→ **Dataset rows for apps and sites**:

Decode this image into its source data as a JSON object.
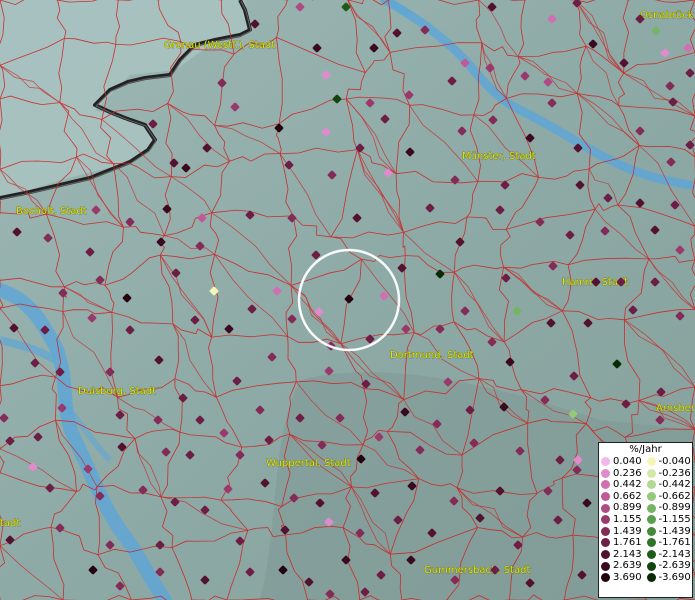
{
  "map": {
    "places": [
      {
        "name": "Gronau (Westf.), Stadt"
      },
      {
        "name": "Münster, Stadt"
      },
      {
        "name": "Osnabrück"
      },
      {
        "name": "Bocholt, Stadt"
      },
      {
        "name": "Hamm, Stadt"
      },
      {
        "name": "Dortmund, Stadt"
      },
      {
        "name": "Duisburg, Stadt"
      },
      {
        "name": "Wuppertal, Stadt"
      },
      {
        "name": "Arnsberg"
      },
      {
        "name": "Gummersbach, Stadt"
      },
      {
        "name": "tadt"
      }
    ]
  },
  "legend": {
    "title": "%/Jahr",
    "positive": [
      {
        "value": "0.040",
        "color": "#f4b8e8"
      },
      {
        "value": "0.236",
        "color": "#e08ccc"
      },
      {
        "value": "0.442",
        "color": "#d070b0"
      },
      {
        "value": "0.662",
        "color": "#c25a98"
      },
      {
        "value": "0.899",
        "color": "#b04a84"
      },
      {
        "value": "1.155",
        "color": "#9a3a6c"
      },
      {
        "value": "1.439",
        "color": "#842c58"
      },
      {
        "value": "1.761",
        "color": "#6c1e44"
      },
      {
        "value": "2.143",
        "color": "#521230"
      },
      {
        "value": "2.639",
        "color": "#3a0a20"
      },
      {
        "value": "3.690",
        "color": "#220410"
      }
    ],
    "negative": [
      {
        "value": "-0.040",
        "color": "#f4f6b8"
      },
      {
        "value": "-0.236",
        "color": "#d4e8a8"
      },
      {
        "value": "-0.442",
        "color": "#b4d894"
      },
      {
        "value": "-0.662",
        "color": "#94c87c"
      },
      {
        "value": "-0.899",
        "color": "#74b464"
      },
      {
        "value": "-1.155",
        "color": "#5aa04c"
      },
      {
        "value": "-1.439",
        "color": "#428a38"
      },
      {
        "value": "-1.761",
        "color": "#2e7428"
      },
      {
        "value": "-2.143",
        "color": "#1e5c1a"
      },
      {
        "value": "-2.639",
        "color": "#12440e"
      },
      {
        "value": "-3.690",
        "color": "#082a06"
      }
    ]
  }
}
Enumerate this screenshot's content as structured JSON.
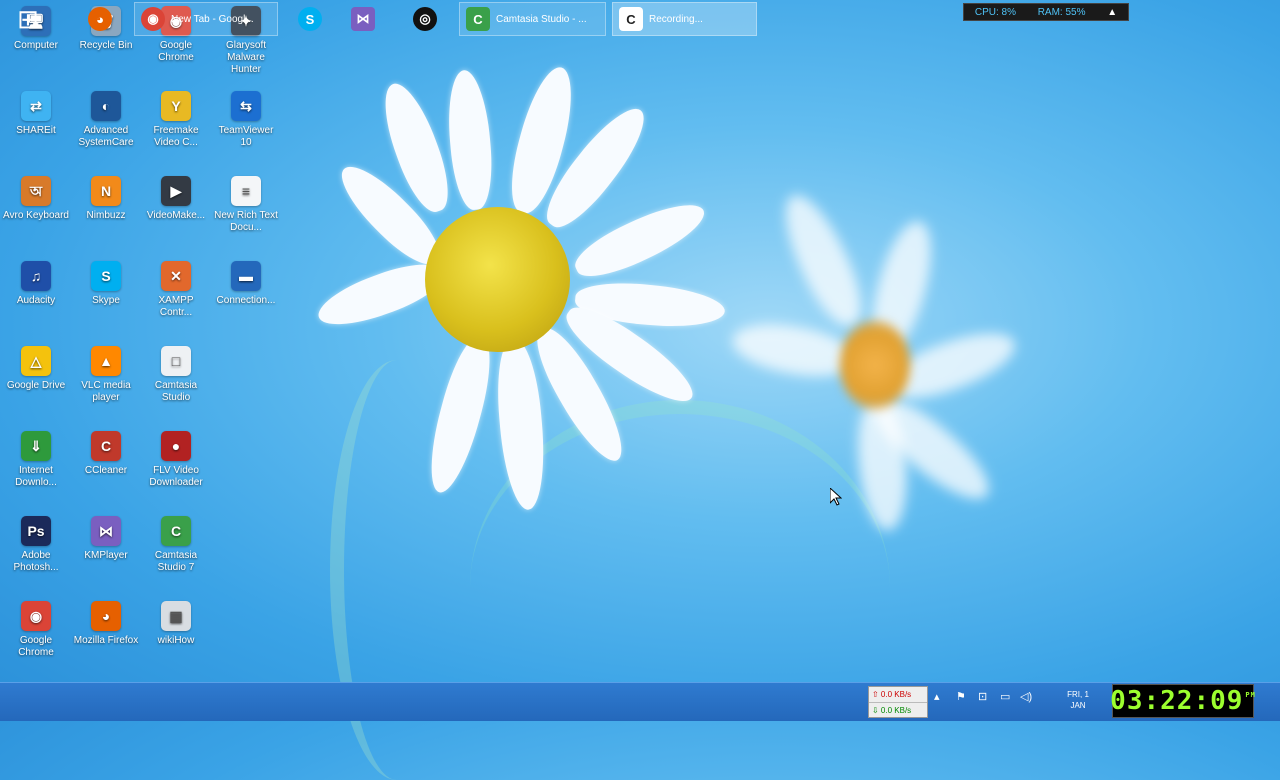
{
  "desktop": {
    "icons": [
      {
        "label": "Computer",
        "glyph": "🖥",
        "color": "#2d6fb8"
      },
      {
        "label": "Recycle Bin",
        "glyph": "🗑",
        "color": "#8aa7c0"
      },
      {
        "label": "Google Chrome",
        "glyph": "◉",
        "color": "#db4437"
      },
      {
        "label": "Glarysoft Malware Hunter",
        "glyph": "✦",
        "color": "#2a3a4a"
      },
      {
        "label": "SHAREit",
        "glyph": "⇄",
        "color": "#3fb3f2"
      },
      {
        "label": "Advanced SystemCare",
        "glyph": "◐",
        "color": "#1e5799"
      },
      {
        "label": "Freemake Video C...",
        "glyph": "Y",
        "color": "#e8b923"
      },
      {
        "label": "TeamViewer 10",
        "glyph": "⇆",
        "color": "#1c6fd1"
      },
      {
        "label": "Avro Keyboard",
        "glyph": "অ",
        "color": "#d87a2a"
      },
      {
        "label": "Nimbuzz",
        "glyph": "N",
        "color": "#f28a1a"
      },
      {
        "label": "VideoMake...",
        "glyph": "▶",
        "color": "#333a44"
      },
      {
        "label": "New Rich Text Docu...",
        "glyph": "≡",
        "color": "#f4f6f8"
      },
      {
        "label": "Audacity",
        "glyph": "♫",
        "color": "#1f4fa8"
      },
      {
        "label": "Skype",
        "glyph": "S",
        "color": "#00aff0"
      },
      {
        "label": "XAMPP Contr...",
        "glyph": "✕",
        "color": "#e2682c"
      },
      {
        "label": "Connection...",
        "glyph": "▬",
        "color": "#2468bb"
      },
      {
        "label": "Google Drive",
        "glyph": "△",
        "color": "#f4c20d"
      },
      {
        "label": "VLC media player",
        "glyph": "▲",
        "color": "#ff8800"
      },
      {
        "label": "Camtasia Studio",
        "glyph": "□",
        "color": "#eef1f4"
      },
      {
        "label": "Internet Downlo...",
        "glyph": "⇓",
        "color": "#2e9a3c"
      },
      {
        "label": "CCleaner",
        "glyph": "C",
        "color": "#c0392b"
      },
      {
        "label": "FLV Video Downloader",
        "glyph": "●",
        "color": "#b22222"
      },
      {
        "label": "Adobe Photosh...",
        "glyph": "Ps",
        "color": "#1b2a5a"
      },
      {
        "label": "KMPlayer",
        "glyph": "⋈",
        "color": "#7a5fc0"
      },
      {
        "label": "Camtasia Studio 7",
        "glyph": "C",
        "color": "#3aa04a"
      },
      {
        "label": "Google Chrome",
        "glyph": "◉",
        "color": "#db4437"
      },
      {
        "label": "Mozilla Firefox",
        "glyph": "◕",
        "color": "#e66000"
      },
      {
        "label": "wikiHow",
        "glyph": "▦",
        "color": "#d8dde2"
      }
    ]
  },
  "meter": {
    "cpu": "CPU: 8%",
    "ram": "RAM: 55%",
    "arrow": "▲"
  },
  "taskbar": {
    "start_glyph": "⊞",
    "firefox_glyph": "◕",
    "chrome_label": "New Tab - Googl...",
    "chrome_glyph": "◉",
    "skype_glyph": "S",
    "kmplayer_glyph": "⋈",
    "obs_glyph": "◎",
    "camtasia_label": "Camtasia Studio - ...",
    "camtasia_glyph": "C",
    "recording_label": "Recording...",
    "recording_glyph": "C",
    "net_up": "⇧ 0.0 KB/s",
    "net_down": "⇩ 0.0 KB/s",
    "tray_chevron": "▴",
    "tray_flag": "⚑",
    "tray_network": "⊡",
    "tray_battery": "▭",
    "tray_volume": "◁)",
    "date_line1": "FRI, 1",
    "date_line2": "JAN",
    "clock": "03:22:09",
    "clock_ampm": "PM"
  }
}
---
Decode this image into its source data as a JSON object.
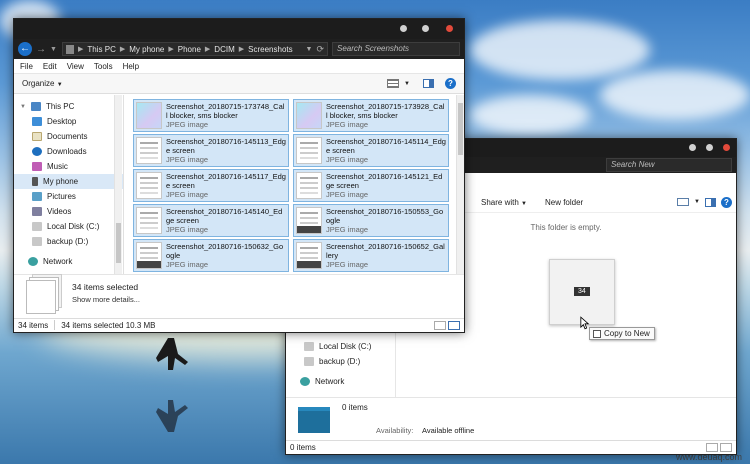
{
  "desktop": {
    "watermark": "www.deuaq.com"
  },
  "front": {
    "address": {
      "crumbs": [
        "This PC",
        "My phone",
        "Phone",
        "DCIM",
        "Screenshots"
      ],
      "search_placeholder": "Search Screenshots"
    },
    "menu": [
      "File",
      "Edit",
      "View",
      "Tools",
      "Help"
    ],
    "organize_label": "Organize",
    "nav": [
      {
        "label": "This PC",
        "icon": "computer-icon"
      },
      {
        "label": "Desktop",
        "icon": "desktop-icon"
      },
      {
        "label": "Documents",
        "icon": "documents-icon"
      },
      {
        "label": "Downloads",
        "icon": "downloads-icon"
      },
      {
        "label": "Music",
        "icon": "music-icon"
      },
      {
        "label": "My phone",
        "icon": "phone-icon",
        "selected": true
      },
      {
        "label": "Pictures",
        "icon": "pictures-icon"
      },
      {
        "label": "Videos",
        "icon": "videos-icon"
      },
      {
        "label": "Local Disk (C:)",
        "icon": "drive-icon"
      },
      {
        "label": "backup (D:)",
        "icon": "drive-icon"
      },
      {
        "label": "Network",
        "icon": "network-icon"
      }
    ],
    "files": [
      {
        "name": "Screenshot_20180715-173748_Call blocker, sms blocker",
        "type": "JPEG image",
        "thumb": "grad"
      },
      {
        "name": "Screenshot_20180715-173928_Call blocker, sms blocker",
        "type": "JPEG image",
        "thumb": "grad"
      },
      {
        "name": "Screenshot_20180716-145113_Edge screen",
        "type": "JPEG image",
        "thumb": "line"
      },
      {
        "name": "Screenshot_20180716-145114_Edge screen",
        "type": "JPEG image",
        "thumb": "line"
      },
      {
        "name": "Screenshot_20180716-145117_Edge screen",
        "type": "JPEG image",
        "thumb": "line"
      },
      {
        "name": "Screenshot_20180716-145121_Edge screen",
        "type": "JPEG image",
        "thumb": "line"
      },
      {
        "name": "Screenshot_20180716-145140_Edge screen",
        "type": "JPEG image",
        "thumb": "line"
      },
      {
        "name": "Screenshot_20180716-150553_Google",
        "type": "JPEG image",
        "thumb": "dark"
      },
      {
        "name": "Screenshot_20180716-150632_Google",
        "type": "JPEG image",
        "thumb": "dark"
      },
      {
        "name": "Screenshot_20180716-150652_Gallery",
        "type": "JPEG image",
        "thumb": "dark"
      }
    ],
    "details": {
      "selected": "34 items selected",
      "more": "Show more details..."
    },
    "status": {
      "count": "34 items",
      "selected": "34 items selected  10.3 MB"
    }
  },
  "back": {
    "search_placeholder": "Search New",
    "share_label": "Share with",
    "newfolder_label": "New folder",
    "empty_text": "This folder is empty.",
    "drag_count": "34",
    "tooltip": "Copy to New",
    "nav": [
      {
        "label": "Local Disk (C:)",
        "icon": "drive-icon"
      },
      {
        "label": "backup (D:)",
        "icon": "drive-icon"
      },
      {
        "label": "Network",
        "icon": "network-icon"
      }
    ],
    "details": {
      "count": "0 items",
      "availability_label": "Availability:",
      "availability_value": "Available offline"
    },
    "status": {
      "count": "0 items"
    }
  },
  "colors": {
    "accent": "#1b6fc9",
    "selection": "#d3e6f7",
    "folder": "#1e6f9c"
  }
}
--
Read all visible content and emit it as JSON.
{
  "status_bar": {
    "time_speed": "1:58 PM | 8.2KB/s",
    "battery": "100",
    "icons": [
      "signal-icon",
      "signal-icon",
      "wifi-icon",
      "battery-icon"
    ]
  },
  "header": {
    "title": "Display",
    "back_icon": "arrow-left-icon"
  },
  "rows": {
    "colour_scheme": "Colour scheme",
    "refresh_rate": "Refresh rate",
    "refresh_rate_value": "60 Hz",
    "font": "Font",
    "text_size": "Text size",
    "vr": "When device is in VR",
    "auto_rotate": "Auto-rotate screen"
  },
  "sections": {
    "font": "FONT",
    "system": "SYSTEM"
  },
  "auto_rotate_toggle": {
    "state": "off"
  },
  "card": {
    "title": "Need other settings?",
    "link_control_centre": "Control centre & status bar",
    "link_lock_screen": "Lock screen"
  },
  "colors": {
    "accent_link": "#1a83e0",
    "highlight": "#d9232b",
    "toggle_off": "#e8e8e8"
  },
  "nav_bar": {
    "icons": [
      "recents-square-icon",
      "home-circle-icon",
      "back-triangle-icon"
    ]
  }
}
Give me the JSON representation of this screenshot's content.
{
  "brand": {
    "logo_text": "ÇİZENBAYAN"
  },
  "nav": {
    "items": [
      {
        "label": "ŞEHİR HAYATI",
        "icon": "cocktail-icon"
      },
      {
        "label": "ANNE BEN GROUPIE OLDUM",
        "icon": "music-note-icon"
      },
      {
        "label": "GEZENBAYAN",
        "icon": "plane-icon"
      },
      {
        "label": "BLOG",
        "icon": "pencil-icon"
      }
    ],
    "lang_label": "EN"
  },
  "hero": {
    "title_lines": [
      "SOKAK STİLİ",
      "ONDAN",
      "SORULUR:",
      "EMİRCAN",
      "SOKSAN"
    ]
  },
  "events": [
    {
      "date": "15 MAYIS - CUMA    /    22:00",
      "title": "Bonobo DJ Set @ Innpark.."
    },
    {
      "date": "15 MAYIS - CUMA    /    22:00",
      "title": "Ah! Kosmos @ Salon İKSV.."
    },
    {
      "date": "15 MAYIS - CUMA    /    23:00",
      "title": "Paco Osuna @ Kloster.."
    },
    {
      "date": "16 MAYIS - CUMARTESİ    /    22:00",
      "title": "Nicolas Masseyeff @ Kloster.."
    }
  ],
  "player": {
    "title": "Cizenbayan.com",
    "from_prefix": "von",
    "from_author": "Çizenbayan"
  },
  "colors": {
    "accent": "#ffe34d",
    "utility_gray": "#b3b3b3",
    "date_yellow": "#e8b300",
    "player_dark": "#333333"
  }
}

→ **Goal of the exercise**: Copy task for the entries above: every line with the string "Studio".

→ **Solution for this task**:
        "label": "Camtasia Studio",
        "label": "Camtasia Studio 7",
    "camtasia_label": "Camtasia Studio - ...",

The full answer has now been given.